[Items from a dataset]
::::::::

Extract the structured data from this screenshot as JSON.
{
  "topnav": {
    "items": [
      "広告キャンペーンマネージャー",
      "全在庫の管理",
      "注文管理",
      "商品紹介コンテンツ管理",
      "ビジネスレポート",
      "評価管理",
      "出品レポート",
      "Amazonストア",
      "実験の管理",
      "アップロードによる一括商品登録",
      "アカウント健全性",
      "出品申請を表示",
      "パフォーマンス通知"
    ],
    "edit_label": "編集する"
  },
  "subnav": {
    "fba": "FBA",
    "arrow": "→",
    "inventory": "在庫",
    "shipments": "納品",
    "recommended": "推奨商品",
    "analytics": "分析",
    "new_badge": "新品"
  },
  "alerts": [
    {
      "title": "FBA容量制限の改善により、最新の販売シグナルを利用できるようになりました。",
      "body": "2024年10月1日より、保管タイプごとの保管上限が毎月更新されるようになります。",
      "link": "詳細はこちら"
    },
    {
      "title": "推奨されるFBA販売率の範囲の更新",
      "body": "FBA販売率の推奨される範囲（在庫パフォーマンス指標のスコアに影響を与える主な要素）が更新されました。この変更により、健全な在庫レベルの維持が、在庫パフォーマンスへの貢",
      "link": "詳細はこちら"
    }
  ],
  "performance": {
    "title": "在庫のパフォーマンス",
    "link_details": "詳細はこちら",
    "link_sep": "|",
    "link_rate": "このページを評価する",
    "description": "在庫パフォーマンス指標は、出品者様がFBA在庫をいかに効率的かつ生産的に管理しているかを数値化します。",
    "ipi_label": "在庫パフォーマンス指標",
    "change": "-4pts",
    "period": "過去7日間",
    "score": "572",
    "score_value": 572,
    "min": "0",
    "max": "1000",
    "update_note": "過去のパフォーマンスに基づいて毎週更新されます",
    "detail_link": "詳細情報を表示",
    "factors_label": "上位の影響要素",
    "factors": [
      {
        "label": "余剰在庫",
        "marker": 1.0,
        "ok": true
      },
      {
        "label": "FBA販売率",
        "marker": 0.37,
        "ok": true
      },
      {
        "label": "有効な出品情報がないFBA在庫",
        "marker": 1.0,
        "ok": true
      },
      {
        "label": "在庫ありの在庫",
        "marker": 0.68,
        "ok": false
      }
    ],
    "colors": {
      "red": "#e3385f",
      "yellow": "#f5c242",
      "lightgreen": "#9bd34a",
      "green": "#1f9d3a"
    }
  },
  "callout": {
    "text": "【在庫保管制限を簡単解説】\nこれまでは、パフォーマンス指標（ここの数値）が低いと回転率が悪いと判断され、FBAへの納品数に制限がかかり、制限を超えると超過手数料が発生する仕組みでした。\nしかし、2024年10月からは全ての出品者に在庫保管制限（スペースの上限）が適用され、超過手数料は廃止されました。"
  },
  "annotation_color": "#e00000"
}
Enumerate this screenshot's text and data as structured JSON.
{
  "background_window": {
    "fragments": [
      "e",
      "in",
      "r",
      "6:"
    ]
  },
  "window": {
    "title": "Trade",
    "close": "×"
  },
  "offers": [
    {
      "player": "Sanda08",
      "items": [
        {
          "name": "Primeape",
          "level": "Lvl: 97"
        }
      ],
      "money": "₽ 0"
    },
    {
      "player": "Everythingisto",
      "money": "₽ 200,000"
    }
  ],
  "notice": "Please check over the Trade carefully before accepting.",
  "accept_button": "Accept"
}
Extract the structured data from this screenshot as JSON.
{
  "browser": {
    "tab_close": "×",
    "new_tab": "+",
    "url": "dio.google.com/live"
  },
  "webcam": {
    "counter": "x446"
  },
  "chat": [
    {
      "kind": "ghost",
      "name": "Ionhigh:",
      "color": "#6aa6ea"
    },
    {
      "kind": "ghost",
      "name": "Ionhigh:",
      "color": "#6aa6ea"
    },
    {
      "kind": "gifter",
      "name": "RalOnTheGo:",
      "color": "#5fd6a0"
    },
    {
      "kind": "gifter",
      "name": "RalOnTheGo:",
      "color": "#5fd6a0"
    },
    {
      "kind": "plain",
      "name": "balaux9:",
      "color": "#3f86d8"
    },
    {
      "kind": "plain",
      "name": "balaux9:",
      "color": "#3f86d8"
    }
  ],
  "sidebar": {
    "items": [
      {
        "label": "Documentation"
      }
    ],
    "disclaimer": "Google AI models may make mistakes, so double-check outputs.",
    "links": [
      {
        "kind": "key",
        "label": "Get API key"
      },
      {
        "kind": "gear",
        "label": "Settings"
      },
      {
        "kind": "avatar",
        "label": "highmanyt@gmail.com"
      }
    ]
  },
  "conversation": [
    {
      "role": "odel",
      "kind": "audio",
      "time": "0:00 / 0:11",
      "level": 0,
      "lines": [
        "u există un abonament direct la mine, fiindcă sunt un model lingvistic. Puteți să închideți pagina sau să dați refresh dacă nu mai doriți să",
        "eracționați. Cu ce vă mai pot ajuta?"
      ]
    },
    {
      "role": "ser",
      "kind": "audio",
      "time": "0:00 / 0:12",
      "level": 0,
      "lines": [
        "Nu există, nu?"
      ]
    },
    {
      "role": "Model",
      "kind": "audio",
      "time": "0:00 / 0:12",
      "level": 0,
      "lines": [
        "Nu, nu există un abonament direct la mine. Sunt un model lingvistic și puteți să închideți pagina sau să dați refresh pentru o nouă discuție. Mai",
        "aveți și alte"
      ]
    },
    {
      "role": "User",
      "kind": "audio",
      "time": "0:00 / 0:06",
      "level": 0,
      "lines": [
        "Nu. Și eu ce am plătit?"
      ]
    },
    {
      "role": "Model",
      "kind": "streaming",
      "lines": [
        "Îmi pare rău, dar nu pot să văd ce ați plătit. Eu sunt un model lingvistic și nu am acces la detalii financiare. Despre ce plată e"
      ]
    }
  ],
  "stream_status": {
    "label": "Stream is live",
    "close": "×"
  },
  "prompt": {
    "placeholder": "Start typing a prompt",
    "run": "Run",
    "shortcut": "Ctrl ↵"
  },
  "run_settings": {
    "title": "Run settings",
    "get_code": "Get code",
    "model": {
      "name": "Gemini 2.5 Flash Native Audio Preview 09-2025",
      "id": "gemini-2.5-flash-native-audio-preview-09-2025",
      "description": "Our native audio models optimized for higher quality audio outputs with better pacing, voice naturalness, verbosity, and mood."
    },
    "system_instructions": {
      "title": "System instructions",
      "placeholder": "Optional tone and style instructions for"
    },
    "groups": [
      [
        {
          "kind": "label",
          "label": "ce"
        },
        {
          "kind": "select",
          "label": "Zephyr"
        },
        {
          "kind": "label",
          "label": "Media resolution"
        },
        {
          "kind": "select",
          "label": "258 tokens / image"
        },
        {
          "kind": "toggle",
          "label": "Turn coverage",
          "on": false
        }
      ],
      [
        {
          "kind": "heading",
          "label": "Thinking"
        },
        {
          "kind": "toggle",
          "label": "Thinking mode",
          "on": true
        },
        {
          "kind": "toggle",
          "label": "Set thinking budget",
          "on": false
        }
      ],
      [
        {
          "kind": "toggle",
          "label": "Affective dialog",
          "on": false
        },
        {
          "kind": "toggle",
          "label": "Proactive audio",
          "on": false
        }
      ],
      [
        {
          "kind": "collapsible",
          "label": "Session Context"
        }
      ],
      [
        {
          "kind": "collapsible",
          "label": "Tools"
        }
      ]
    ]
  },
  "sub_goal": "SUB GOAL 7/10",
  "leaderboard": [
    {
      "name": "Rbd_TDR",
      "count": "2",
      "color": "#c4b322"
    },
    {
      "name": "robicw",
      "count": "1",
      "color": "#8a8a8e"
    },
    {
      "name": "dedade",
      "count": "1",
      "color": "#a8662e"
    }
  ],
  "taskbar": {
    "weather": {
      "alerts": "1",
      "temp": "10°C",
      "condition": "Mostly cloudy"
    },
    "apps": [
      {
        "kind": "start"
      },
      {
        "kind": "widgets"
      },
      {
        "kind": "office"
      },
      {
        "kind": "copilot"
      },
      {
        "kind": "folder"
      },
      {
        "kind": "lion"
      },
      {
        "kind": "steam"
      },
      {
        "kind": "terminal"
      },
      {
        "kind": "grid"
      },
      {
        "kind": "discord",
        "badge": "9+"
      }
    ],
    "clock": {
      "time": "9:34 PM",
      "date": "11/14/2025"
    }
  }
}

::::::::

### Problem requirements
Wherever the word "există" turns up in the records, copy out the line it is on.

### Response
        "u există un abonament direct la mine, fiindcă sunt un model lingvistic. Puteți să închideți pagina sau să dați refresh dacă nu mai doriți să",
        "Nu există, nu?"
        "Nu, nu există un abonament direct la mine. Sunt un model lingvistic și puteți să închideți pagina sau să dați refresh pentru o nouă discuție. Mai",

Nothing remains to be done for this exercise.